Author(s): Cedric Villani
"This man could plainly do for mathematics what Brian Cox has done for physics." (Sunday Times). What goes on inside the mind of a rock-star mathematician? Where does inspiration come from? With a storyteller's gift, Cedric Villani takes us on a mesmerising journey as he wrestles with a new theorem that will win him the most coveted prize in mathematics. Along the way he encounters obstacles and setbacks, losses of faith and even brushes with madness. His story is one of courage and partnership, doubt and anxiety, elation and despair. We discover how it feels to be obsessed by a theorem during your child's cello practise and throughout your dreams, why appreciating maths is a bit like watching an episode of Columbo, and how sometimes inspiration only comes from locking yourself away in a dark room to think. Blending science with history, biography with myth, Villani conjures up an inimitable cast of characters including the omnipresent Einstein, mad genius Kurt Godel, and Villani's personal hero, John Nash. Birth of a Theorem combines passion and imagination to take us on a fantastical adventure through the beautiful, mysterious world of mathematics. Maths has never seemed so magical or so exciting.

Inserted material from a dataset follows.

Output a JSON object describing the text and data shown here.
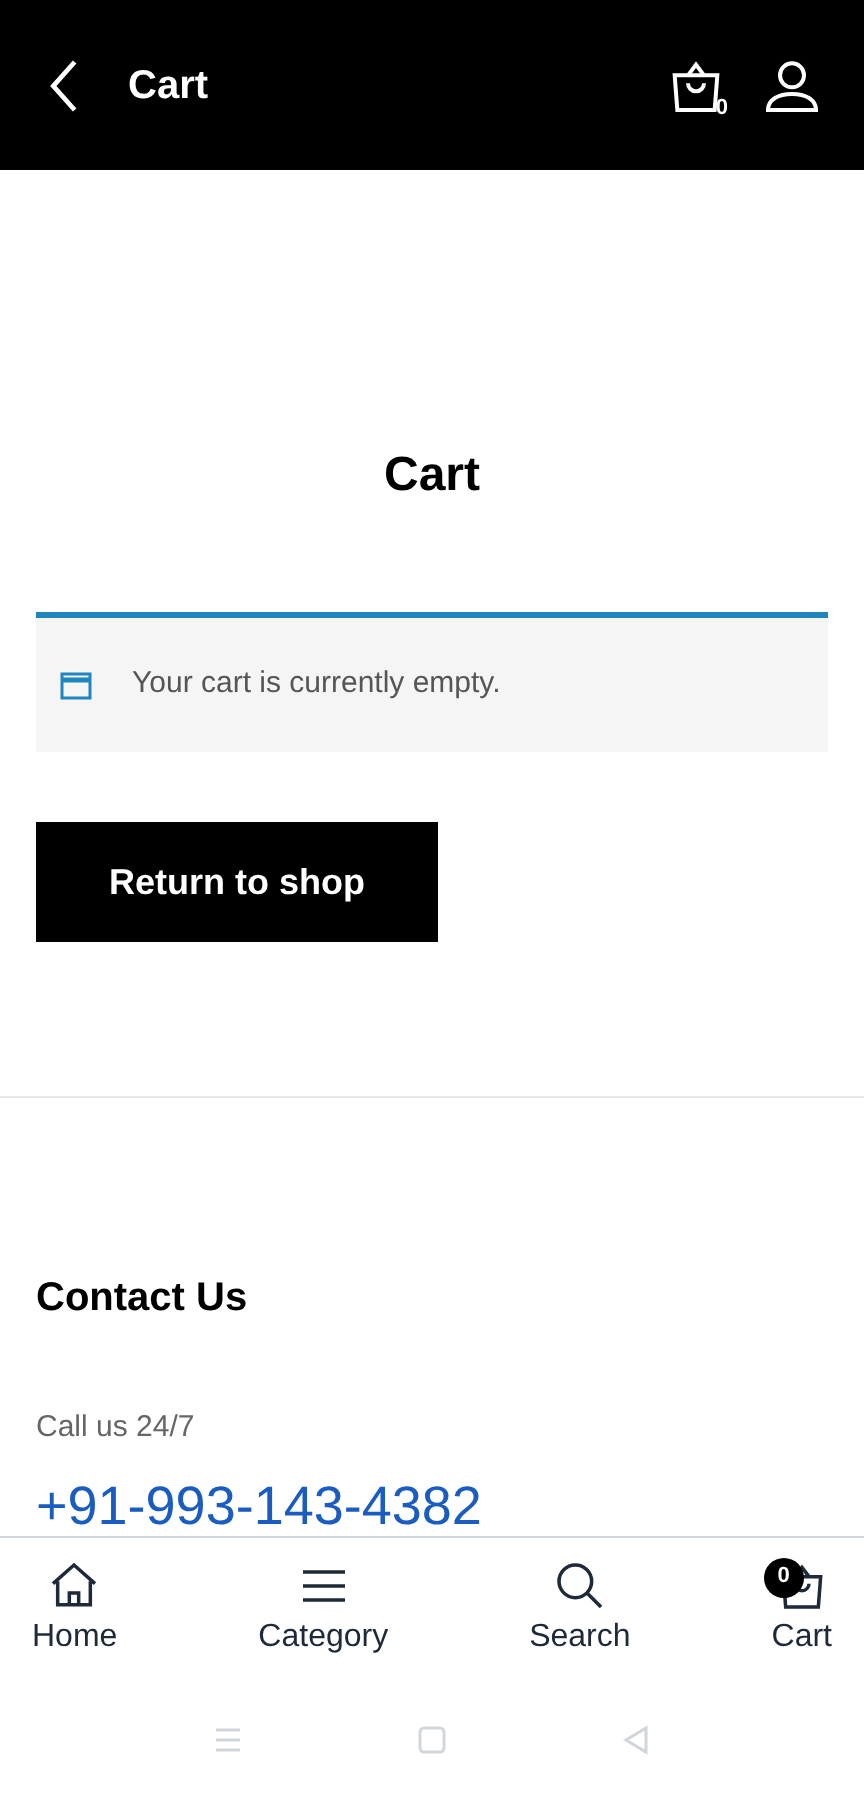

A passionate story of inspiration, obsession and partnership, as one of the greatest mathematical minds takes us on an imaginative journey through the discovery of a new theorem.
Cedric Villani is a French mathematician who has received many international awards for his work including the Jacques Herbrand Prize, the Prize of the European Mathematical Society, the Fermat Prize and the Henri Poincare Prize. In 2010 he was awarded the Fields Medal, the International Medal for Outstanding Discoveries in Mathematics, for his work on Landau damping and the Boltzmann equation. Often called 'the mathematicians' Nobel Prize', it is awarded every four years and is viewed by some as the highest honour a mathematician can achieve. He is a professor at Lyon University and Director of the Institut Henri Poincare in Paris, working primarily on partial differential equations and mathematical physics.